[WHAT YOU WILL DO]
Keep only the lines of the data below that contain "Тестов", and copy them.

Excerpts from a dataset:
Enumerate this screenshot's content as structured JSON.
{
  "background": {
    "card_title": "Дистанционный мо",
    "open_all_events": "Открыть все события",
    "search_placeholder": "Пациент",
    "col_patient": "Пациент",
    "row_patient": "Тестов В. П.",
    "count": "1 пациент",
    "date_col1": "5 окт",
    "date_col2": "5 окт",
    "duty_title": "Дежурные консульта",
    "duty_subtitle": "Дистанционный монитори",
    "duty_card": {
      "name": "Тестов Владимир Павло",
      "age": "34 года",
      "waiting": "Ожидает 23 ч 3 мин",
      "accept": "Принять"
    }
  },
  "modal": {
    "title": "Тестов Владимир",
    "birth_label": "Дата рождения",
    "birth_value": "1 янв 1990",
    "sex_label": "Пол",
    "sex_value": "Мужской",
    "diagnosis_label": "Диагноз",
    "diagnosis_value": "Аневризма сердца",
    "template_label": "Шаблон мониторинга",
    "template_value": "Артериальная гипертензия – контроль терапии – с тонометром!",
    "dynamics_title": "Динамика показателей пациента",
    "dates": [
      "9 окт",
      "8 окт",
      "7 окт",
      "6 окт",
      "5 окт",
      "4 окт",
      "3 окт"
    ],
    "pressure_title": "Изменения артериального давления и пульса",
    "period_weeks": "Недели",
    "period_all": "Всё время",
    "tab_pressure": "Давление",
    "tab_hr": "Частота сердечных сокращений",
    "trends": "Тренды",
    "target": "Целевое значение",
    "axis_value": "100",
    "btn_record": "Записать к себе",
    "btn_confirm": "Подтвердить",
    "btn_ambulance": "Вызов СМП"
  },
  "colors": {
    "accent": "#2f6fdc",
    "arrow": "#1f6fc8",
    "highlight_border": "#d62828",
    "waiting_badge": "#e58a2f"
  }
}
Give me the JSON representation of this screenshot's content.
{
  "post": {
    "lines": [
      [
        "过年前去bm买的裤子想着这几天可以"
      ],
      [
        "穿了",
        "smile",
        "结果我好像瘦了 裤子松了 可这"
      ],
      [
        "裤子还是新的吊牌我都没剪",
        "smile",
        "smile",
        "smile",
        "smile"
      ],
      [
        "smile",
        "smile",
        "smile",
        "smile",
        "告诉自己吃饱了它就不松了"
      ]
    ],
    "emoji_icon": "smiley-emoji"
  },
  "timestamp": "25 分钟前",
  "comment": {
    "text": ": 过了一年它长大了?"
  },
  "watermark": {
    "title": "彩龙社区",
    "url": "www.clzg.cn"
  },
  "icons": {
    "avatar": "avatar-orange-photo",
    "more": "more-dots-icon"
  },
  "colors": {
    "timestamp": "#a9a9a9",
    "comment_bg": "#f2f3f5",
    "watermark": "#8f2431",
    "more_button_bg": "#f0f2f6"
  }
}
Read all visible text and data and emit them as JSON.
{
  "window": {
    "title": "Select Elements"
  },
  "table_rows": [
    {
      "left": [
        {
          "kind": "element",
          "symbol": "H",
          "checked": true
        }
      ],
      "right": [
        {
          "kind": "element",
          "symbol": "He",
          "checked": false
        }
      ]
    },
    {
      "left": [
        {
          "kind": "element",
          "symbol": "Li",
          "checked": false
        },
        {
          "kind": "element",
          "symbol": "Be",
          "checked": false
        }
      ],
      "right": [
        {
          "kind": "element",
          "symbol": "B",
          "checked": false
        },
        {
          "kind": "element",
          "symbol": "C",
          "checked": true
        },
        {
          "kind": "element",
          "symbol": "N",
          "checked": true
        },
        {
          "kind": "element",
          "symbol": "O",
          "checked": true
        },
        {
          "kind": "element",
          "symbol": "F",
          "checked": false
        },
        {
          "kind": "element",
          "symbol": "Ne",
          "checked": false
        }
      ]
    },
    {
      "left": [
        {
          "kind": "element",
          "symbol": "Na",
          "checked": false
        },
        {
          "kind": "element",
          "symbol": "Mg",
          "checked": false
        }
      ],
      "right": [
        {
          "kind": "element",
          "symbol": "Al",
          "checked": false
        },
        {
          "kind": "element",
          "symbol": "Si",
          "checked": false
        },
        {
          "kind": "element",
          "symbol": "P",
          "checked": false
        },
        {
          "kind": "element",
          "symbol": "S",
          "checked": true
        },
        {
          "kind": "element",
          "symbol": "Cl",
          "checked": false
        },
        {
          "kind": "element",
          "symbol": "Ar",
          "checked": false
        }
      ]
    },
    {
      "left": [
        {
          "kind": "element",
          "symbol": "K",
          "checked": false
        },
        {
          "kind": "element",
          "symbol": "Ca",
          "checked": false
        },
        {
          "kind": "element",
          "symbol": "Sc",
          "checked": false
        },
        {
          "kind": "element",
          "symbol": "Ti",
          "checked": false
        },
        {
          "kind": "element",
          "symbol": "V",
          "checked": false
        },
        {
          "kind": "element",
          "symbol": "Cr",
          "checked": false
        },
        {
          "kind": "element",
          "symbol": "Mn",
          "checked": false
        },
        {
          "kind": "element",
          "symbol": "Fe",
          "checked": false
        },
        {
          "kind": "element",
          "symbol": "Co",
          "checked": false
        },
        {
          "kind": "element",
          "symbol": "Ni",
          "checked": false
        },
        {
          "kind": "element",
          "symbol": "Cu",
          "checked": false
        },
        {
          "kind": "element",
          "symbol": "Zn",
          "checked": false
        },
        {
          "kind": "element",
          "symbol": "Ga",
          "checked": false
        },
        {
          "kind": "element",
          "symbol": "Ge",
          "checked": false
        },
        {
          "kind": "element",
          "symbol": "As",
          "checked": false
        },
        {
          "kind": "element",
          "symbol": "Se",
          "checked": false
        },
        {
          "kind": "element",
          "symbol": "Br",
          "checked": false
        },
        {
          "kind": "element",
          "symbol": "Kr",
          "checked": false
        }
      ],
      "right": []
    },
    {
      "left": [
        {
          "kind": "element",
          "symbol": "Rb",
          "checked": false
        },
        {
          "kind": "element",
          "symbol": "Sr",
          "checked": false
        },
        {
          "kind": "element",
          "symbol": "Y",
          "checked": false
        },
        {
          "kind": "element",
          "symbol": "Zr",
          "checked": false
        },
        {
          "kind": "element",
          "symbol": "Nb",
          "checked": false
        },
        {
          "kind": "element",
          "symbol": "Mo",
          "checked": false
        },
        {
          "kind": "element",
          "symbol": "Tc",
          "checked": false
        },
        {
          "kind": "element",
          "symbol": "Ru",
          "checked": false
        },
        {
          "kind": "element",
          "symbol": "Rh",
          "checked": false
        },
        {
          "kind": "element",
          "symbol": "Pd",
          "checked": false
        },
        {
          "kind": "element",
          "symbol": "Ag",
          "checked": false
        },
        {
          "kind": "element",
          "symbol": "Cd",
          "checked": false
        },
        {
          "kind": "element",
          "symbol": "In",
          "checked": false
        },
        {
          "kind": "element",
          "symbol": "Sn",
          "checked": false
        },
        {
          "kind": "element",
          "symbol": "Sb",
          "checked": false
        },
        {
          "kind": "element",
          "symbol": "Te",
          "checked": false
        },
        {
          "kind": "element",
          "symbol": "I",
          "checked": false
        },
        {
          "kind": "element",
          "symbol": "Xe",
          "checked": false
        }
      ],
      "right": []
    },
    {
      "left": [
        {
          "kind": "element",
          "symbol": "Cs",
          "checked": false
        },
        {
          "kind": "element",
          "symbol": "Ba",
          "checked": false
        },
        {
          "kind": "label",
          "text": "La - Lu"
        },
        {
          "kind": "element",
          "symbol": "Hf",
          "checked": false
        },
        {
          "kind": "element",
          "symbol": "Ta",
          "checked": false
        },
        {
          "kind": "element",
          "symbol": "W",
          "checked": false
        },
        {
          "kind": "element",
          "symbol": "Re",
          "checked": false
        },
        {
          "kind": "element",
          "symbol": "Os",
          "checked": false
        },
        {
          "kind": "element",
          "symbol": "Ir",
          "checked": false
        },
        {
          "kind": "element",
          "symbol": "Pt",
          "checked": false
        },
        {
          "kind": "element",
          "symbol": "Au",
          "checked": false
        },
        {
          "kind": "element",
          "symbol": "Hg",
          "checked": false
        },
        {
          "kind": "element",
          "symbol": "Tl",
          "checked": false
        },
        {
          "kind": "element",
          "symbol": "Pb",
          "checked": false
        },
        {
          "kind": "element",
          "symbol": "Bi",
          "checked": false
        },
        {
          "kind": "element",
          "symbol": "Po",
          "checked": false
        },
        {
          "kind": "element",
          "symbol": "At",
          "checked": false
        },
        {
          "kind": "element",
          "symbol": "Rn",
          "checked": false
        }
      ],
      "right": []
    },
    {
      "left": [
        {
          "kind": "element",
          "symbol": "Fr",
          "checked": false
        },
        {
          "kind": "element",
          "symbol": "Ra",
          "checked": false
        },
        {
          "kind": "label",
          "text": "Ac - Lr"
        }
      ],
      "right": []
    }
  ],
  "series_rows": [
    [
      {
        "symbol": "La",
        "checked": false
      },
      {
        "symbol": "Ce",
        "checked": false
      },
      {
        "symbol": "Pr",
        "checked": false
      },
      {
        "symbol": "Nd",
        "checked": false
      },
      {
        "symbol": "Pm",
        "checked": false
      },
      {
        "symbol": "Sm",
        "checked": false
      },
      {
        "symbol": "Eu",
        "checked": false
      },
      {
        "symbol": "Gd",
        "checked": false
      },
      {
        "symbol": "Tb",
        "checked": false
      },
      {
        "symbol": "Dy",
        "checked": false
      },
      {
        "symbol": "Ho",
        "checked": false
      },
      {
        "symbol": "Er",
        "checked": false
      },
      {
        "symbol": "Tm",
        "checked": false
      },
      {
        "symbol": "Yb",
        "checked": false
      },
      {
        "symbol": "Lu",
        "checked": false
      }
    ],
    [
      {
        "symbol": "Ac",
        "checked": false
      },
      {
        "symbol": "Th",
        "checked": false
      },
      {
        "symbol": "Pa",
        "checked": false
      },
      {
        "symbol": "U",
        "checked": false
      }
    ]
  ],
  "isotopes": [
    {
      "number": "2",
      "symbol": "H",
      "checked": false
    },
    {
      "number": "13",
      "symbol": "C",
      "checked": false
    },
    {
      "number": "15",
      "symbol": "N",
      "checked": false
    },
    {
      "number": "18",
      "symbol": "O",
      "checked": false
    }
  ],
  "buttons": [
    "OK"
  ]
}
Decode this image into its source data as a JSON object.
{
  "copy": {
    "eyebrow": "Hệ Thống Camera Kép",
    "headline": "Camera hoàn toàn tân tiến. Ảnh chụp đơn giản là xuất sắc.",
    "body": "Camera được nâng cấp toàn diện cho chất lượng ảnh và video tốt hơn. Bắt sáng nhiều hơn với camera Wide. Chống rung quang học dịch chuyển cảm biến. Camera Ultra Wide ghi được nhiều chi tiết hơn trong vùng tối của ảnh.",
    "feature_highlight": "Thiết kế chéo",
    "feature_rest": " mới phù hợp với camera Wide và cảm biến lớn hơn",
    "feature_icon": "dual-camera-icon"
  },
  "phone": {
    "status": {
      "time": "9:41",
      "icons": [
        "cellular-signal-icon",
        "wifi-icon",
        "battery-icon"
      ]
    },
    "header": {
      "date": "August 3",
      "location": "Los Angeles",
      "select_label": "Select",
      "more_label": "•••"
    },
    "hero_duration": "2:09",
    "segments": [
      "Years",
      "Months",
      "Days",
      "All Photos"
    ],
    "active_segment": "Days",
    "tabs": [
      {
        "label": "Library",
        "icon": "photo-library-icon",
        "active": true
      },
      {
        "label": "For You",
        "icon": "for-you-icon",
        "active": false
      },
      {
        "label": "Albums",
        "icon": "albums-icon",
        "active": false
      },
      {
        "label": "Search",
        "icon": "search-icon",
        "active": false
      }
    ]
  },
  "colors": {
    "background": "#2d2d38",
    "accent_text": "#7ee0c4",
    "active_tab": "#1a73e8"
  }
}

[RESPONSE TO THE EXERCISE]
    "row_patient": "Тестов В. П.",
      "name": "Тестов Владимир Павло",
    "title": "Тестов Владимир",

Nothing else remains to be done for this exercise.